In “The Audacity of Hope”, the book President Obama wrote in 2006 to set forth his thoughts on “reclaiming the American dream”, he suggests that we will need to invest in education, science and technology, and energy independence to make America more competitive. With respect to science, he has specific plans:
…fifteen years ago, 20 t0 30 percent of all research proposals received significant federal support. That level is now closer to 10 percent. For scientists and researchers, this means more time spent raising money and less time spent on research. It also means that each year, more and more promising avenues of research are cut off – especially the high-risk research that may ultimately yield the biggest rewards.
…our declining support for basic research has a direct impact on the number of young people going into math, science, and engineering – which helps explain why China is graduating eight times more engineers as the United States every year.

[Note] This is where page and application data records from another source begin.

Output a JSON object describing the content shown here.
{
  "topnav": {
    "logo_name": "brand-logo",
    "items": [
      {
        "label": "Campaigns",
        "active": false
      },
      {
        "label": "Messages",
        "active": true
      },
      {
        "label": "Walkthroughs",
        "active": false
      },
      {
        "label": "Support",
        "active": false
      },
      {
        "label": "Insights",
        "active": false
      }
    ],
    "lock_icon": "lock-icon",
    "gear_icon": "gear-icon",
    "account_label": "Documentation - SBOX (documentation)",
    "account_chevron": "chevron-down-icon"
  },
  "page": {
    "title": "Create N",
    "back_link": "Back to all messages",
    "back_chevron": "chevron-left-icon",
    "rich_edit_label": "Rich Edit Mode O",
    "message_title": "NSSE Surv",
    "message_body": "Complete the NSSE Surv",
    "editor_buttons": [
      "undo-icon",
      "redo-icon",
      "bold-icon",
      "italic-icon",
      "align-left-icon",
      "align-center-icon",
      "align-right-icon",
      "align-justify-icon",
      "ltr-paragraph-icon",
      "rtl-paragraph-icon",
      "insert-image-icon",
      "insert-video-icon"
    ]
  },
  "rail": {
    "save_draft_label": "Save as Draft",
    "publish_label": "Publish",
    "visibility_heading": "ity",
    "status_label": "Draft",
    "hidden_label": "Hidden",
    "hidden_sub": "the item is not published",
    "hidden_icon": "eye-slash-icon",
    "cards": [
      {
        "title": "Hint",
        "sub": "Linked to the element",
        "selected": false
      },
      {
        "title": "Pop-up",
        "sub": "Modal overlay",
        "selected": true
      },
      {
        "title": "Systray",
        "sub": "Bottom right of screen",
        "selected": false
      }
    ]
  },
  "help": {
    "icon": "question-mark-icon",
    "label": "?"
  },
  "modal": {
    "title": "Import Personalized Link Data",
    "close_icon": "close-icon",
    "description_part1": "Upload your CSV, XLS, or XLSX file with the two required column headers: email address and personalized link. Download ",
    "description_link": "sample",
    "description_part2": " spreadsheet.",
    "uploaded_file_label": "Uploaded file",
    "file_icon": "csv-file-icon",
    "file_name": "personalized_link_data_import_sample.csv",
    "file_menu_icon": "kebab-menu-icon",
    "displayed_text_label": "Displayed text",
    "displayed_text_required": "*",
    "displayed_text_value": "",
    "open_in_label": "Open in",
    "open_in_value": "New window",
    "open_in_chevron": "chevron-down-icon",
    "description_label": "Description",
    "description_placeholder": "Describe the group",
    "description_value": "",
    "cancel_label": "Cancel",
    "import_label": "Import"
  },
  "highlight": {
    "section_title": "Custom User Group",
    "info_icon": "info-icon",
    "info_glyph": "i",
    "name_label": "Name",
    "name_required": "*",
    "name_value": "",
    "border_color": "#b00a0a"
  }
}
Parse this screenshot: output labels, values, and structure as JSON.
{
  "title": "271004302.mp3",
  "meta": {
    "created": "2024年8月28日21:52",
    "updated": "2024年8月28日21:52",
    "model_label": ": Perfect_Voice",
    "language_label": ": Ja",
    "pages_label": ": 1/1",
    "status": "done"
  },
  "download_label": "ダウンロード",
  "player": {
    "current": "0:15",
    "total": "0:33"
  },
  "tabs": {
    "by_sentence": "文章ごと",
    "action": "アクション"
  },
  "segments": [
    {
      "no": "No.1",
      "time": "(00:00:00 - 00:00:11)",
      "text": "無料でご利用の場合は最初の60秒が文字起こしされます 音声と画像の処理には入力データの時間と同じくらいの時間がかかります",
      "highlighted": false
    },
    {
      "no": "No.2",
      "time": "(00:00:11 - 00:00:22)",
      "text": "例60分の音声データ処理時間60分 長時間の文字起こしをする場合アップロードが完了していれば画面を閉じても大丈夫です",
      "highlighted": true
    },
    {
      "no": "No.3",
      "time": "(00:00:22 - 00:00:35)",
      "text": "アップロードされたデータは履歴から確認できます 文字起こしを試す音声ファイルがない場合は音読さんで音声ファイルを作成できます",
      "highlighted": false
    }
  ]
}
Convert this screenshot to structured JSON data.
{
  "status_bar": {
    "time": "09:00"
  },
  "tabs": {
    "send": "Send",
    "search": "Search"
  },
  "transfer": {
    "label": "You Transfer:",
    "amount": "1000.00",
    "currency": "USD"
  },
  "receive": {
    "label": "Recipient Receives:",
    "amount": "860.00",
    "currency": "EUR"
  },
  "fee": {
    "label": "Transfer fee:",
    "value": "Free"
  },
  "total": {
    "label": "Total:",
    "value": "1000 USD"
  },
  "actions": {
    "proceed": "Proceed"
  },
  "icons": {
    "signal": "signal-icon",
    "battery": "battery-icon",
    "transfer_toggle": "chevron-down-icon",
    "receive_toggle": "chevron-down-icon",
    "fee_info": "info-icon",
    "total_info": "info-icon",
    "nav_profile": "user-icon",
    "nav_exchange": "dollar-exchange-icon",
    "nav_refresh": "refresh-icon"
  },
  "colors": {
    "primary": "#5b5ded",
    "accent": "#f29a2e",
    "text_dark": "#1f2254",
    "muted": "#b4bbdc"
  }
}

If we want an innovation economy, one that generates more Googles each year, then we have to invest in our future innovators – by doubling federal funding of basic research over the next five years, training one hundred thousand more engineers and scientists over the next four years, or providing new research grants to the most outstanding early-career researchers in the country. The total price tag for maintaining our scientific and technological edge comes out to approximately $42 billion over five years – real money, to be sure, but just 15 percent of the most recent federal highway bill.
In less than a page, Obama crystallizes today’s problems with science. I could not have said it better myself. And his solution is concrete and reachable.
His words were written in 2006, well before our current financial crisis. But I am convinced that President Obama knows that supporting science and technology is one of the keys to the future of this country. I know he will find ways to follow through with his promises.